### TASK BRIEF
Work through the data below line by line and say how many lines hold "this"; give only the number.

### DATA TO PROCESS
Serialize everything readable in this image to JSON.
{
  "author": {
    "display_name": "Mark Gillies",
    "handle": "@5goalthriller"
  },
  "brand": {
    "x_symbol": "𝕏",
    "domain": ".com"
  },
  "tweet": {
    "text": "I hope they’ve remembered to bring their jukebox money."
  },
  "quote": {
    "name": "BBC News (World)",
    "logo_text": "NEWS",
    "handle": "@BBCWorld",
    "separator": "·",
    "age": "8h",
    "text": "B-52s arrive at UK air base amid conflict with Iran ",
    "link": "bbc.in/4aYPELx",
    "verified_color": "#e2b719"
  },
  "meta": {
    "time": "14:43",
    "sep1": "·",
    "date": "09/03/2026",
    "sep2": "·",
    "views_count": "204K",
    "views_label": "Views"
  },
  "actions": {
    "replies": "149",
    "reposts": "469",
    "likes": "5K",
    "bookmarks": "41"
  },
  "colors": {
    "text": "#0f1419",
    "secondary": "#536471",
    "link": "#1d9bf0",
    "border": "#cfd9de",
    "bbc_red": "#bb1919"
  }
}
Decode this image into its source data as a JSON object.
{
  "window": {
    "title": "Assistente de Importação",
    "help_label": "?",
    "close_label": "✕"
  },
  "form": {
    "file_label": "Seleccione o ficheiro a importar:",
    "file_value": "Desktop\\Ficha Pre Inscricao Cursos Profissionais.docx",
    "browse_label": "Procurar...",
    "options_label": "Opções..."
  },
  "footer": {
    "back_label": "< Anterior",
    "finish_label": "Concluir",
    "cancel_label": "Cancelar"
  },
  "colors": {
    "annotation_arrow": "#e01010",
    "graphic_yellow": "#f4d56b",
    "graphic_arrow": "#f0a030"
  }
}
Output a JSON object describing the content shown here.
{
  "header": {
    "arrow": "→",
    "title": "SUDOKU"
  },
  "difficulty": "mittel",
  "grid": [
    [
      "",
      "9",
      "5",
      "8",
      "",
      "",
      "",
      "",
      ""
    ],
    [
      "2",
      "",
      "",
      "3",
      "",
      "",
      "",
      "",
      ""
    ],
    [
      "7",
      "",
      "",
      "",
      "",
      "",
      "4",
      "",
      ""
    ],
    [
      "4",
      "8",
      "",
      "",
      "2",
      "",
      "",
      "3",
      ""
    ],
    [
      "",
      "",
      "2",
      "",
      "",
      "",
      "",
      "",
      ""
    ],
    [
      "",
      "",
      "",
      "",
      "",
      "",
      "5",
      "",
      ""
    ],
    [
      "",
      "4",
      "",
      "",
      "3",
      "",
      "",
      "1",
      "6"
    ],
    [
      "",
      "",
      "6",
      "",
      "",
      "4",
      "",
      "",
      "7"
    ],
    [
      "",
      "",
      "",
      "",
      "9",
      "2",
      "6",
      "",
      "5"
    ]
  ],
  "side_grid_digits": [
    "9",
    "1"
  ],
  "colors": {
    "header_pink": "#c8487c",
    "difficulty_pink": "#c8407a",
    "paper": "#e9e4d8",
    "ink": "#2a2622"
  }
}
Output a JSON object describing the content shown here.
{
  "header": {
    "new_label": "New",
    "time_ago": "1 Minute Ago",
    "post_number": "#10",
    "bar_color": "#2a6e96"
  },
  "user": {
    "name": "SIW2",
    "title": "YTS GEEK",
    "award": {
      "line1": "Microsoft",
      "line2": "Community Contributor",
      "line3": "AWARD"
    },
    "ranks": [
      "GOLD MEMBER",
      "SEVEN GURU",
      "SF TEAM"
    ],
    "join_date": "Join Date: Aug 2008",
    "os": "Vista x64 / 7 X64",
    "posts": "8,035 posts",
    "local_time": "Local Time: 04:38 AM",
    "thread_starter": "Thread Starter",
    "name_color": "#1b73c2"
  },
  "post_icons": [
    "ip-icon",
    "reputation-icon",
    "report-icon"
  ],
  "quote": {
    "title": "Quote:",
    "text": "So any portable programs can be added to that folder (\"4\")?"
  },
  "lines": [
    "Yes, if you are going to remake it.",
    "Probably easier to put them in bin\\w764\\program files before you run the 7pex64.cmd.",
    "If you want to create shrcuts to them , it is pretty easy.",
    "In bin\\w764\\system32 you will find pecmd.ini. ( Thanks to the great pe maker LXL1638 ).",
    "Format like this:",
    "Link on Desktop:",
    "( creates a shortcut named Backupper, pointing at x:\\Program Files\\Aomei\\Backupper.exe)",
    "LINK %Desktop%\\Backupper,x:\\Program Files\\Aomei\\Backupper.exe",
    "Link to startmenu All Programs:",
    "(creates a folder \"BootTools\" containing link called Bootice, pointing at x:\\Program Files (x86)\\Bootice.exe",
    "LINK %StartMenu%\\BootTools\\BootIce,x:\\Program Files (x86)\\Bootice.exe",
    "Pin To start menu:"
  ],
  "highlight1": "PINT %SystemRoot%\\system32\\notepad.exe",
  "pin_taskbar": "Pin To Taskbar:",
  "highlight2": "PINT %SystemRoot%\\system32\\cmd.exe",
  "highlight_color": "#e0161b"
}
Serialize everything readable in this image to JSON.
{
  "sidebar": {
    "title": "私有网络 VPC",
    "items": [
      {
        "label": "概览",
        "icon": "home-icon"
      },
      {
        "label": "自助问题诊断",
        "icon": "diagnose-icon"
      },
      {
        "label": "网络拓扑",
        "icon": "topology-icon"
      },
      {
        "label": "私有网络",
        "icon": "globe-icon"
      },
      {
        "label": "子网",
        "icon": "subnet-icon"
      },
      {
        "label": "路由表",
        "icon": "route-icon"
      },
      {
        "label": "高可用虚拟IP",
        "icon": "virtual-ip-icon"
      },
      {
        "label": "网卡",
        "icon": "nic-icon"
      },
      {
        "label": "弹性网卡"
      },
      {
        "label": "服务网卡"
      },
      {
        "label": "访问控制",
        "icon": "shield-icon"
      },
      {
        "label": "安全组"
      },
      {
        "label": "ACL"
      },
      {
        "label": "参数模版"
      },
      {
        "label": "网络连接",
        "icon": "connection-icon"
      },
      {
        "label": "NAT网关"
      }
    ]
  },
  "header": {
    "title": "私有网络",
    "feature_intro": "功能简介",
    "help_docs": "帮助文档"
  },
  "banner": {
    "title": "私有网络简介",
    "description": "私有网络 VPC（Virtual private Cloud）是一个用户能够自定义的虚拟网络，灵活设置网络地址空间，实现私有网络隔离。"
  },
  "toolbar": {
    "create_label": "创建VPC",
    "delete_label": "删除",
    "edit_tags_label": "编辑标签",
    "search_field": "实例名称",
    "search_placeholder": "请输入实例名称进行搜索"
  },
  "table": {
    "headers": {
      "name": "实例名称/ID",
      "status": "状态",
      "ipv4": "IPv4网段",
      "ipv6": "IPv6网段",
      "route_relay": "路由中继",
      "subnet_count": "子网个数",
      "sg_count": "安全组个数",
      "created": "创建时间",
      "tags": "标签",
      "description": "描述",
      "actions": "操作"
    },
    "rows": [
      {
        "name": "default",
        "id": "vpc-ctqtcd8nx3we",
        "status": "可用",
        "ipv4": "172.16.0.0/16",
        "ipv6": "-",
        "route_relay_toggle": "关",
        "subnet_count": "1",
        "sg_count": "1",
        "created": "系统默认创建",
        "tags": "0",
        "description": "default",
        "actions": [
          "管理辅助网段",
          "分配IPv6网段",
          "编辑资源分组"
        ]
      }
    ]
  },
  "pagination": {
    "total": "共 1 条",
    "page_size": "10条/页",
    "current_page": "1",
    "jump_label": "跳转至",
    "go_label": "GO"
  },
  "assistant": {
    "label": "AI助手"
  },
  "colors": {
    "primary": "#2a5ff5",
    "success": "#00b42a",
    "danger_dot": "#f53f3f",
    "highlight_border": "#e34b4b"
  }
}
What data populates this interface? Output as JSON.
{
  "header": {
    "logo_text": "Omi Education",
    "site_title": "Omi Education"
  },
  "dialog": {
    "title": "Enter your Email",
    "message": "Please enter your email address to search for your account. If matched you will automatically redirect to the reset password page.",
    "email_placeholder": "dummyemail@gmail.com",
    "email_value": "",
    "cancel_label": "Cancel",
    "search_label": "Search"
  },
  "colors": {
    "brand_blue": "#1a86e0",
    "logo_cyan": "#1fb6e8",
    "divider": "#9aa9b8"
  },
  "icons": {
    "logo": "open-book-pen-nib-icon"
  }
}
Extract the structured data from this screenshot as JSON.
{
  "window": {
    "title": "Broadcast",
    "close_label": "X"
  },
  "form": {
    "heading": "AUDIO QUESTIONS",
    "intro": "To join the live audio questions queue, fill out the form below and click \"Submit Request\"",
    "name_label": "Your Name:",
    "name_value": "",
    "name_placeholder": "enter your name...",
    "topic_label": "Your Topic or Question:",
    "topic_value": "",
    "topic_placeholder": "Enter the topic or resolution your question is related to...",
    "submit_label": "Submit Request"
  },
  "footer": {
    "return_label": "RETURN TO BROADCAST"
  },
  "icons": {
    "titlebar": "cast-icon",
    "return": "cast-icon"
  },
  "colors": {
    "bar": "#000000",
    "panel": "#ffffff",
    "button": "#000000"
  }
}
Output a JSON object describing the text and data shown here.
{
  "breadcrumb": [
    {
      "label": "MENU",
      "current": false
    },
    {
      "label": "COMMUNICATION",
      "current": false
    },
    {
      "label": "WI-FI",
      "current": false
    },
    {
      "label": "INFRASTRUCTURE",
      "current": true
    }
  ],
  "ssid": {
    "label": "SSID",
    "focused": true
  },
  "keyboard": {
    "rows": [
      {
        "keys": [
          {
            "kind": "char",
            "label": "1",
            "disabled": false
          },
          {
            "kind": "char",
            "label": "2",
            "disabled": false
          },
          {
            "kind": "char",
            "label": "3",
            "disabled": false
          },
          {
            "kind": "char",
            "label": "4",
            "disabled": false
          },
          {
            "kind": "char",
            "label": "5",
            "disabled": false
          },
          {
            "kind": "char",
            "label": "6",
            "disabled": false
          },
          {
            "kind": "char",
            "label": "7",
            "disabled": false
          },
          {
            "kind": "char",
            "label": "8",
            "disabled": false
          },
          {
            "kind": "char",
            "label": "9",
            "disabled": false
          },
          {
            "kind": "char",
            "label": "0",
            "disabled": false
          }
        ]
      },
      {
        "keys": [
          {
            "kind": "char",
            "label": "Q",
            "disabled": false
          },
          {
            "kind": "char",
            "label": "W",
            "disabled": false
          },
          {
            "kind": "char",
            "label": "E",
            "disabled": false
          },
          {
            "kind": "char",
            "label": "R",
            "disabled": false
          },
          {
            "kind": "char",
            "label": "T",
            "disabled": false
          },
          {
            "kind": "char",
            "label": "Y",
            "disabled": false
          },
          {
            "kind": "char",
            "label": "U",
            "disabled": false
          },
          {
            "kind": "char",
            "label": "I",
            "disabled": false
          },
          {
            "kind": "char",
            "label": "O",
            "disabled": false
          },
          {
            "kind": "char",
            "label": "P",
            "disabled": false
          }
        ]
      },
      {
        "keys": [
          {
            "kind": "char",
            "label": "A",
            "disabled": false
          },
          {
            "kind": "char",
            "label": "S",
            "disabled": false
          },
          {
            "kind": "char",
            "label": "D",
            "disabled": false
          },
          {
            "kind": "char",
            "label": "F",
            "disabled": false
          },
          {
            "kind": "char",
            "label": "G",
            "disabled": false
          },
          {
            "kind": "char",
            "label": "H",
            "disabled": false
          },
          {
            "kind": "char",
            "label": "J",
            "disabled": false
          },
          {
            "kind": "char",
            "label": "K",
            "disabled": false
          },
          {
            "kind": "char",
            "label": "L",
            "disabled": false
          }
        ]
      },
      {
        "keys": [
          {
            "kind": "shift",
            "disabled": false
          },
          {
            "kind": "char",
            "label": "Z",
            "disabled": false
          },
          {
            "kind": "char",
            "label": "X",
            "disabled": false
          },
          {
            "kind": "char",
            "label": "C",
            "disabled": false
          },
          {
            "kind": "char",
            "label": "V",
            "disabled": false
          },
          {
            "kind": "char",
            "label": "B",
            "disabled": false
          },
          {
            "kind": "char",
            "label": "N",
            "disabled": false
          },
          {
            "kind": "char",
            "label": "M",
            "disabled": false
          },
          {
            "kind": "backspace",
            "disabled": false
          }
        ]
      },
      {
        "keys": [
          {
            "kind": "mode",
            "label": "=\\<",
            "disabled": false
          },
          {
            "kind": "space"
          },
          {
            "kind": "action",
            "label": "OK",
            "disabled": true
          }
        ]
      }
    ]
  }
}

### EXPECTED OUTPUT
6